** Opening Given records block **
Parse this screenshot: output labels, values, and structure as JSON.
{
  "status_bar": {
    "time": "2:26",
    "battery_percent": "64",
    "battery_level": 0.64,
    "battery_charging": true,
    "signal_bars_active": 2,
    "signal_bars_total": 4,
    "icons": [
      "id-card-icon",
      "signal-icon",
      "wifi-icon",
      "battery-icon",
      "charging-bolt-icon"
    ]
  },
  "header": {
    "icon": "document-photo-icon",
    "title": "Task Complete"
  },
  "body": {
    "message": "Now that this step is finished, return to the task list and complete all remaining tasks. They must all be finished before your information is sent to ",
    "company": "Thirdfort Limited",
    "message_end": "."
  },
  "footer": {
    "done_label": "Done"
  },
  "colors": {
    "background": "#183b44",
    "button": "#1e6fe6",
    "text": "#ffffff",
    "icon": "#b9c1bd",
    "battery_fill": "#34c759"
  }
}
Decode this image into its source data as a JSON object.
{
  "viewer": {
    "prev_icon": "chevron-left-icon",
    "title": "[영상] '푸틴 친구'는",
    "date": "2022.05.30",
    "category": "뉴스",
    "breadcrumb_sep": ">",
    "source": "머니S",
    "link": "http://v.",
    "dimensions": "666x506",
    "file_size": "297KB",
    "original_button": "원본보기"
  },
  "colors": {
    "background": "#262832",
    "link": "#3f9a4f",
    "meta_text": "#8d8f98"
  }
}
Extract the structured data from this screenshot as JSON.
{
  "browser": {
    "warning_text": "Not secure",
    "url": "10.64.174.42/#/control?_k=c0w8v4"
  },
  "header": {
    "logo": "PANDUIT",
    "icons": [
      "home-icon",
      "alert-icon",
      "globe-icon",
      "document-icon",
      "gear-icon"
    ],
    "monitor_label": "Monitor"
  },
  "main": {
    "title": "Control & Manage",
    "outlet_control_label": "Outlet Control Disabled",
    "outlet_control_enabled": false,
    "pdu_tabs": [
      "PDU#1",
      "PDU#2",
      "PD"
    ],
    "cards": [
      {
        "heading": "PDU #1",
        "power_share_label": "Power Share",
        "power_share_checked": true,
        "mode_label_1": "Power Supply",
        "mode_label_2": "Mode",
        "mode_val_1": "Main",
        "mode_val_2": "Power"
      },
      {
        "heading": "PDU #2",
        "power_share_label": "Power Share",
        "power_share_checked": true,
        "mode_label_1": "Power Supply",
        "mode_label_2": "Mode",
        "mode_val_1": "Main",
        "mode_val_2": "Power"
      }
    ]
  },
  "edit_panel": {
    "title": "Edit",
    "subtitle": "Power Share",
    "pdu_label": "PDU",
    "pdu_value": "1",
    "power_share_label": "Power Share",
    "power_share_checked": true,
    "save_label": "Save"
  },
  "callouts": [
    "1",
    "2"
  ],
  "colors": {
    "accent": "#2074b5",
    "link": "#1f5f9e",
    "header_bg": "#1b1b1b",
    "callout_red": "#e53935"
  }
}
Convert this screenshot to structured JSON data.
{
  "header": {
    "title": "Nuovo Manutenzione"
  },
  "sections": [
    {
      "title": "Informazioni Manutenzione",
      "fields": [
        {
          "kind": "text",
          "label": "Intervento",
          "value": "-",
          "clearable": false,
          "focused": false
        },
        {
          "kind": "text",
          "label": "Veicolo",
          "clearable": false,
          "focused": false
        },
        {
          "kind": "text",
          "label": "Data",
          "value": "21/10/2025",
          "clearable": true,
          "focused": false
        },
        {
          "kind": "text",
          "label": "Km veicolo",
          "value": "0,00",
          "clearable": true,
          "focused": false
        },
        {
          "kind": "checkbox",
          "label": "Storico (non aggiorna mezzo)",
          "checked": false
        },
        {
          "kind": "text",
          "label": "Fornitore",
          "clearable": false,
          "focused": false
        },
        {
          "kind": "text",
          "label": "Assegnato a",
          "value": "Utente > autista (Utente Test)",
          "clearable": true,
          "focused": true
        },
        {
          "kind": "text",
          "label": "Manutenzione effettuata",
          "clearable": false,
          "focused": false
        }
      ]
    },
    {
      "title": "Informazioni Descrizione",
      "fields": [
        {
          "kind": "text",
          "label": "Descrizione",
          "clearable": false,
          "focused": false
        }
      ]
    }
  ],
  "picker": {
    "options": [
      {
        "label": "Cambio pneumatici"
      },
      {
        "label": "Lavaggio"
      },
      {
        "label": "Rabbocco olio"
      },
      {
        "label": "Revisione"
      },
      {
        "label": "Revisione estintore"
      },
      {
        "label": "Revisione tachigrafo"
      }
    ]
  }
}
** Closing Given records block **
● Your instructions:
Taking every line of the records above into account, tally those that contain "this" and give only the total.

● Task solution:
5